• Provided material:
>>
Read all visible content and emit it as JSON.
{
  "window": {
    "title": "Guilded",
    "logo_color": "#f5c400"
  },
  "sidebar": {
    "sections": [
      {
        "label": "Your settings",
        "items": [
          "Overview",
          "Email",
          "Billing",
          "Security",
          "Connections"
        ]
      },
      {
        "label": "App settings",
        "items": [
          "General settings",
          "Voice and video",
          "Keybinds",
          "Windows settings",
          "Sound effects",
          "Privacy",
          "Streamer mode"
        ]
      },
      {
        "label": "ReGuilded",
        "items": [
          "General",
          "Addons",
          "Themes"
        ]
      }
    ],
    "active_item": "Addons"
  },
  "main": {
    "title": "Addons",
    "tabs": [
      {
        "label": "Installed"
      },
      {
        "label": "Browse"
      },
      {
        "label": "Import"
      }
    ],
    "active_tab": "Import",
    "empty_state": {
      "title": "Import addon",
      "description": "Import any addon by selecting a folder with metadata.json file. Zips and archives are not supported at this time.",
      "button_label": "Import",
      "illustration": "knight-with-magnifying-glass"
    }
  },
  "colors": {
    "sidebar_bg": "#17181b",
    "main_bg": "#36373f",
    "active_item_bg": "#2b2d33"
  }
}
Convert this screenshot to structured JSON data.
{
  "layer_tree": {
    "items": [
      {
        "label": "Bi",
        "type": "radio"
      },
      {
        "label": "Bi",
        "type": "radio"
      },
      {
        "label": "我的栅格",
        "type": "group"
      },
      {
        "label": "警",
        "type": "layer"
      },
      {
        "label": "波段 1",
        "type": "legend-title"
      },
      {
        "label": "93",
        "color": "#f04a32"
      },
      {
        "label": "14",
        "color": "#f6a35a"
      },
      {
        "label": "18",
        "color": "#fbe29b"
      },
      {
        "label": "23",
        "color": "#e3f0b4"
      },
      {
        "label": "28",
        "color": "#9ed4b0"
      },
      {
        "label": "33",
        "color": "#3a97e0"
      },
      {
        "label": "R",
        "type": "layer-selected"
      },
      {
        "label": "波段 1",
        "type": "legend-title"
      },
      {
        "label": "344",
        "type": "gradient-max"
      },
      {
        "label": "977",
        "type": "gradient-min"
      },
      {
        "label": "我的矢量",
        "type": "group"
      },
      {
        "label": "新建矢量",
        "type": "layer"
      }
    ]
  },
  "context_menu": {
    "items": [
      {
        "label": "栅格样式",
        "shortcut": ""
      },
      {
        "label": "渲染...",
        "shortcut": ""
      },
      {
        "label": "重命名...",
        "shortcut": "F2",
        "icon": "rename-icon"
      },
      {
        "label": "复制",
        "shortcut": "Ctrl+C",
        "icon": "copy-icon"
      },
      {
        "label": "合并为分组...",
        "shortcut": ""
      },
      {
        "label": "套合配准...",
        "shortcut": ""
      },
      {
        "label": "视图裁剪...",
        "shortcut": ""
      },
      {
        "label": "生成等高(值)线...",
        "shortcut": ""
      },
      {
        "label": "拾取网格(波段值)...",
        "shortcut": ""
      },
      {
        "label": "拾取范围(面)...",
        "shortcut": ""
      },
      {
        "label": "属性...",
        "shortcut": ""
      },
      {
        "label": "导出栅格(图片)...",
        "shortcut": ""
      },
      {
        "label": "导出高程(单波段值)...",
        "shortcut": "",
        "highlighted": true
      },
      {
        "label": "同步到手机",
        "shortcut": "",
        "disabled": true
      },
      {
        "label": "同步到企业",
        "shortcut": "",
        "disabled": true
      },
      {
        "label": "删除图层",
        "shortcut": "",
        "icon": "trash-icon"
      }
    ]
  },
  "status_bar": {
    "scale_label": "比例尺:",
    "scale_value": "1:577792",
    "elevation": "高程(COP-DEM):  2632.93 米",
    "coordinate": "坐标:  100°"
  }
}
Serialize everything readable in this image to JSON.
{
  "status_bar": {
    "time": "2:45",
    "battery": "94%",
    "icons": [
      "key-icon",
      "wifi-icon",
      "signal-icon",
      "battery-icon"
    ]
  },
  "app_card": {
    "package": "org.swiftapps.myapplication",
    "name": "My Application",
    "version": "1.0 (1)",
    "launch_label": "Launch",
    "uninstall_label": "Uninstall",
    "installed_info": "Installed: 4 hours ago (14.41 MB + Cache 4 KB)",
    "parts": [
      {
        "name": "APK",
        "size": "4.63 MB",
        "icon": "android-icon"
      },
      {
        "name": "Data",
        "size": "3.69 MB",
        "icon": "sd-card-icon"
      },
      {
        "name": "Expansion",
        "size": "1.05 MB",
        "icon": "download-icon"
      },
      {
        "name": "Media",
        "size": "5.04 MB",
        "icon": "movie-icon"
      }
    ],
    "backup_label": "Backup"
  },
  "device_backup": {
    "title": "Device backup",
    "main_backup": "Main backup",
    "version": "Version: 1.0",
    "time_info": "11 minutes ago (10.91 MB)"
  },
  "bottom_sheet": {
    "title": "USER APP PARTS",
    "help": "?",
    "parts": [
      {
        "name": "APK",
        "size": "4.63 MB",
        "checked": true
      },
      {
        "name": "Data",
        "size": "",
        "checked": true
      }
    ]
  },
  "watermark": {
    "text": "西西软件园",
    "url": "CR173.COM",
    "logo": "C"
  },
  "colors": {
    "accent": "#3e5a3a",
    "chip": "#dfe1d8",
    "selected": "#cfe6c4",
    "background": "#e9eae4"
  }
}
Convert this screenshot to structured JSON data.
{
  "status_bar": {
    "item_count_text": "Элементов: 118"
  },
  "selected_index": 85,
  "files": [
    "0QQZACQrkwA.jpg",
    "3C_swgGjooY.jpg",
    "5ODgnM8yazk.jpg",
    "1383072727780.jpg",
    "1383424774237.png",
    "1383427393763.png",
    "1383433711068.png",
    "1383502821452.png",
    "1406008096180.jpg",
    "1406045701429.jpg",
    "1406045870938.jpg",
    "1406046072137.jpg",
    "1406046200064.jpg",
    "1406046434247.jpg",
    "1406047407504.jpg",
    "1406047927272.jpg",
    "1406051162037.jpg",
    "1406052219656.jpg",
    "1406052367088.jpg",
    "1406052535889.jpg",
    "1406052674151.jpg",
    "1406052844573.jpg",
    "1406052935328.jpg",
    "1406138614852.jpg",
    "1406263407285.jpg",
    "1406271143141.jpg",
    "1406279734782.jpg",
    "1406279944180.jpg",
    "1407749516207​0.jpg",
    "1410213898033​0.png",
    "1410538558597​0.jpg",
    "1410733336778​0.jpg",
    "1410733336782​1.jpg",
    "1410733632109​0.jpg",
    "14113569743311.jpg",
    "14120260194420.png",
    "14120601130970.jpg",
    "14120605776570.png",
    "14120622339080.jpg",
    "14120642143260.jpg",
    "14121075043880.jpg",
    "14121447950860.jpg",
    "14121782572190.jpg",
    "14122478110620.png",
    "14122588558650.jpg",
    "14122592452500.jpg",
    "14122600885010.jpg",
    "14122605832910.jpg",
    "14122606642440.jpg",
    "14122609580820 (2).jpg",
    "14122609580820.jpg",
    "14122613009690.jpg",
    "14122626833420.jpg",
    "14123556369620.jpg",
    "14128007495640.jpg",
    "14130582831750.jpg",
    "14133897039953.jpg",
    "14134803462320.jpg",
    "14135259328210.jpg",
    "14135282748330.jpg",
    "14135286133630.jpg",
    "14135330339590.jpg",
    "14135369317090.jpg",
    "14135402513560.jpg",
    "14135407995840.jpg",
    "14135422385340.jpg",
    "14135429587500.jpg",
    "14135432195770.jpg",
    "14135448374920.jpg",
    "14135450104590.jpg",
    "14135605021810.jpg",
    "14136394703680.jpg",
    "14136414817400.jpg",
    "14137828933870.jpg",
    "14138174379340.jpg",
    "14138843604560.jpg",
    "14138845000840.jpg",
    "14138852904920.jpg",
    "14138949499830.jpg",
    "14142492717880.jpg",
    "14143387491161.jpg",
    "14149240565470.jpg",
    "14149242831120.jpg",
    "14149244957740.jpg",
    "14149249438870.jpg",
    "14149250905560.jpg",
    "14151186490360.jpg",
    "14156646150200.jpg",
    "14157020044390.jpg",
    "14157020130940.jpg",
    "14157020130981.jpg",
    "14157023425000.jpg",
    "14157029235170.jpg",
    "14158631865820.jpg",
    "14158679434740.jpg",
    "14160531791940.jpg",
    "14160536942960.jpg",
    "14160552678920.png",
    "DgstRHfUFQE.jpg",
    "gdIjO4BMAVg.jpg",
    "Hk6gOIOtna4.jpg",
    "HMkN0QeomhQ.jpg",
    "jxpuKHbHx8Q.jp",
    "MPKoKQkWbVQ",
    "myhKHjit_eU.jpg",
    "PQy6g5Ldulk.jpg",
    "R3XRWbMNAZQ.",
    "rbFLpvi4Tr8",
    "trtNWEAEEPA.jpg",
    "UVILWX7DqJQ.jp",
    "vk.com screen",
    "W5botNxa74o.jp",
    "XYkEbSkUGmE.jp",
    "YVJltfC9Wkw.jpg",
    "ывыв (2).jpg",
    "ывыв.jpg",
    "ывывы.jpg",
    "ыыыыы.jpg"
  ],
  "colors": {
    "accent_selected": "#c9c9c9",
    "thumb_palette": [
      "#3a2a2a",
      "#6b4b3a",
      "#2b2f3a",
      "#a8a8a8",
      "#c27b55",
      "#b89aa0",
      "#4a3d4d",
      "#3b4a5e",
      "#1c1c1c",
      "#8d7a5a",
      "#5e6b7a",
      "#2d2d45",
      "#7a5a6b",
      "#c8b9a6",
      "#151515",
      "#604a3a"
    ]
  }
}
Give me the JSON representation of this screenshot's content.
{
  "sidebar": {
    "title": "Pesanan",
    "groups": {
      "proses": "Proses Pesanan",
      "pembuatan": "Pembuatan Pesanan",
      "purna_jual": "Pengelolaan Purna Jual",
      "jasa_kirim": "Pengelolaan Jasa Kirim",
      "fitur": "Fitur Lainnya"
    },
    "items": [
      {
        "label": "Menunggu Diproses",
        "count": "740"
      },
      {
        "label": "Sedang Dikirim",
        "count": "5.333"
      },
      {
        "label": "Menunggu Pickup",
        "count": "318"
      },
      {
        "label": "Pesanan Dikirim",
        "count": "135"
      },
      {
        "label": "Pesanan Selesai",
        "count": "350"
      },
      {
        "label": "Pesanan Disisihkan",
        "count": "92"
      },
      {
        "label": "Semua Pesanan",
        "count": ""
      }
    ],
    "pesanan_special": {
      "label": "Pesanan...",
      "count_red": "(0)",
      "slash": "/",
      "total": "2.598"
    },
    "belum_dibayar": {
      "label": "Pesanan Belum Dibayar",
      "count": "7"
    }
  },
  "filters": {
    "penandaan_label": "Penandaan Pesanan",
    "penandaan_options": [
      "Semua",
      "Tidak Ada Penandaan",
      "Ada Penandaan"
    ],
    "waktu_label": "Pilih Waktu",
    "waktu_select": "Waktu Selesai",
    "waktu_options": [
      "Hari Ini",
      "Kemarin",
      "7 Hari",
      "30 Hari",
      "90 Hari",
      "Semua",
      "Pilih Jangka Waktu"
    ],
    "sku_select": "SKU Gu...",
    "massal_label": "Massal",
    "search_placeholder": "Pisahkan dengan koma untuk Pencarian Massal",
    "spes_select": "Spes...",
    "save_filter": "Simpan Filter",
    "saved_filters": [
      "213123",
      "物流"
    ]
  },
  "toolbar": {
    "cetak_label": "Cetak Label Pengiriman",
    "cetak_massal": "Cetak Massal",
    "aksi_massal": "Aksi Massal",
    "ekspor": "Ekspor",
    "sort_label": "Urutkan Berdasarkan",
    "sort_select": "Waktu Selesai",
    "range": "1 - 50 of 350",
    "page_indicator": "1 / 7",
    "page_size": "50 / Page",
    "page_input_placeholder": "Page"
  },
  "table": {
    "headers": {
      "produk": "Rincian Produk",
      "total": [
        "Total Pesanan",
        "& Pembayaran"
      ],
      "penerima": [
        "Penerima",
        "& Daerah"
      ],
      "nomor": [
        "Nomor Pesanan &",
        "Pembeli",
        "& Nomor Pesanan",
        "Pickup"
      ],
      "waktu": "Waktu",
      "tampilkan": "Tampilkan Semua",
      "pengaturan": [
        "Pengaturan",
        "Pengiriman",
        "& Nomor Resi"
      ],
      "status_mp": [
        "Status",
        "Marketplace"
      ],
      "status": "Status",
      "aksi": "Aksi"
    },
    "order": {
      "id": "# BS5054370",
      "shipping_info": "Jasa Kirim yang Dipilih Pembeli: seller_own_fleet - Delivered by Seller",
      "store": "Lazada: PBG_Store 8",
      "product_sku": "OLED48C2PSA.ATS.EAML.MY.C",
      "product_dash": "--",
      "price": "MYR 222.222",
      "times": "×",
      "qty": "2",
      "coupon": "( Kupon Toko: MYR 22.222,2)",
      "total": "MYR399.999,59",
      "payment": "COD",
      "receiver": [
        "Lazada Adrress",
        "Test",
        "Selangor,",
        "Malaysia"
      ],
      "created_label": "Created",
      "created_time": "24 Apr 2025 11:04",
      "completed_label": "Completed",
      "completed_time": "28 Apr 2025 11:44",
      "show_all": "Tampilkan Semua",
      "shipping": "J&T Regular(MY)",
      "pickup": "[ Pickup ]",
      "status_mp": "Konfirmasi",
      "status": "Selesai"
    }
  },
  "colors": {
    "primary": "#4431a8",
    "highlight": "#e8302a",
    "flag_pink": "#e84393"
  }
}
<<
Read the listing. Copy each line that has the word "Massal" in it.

• Problem solution:
    "massal_label": "Massal",
    "search_placeholder": "Pisahkan dengan koma untuk Pencarian Massal",
    "cetak_massal": "Cetak Massal",
    "aksi_massal": "Aksi Massal",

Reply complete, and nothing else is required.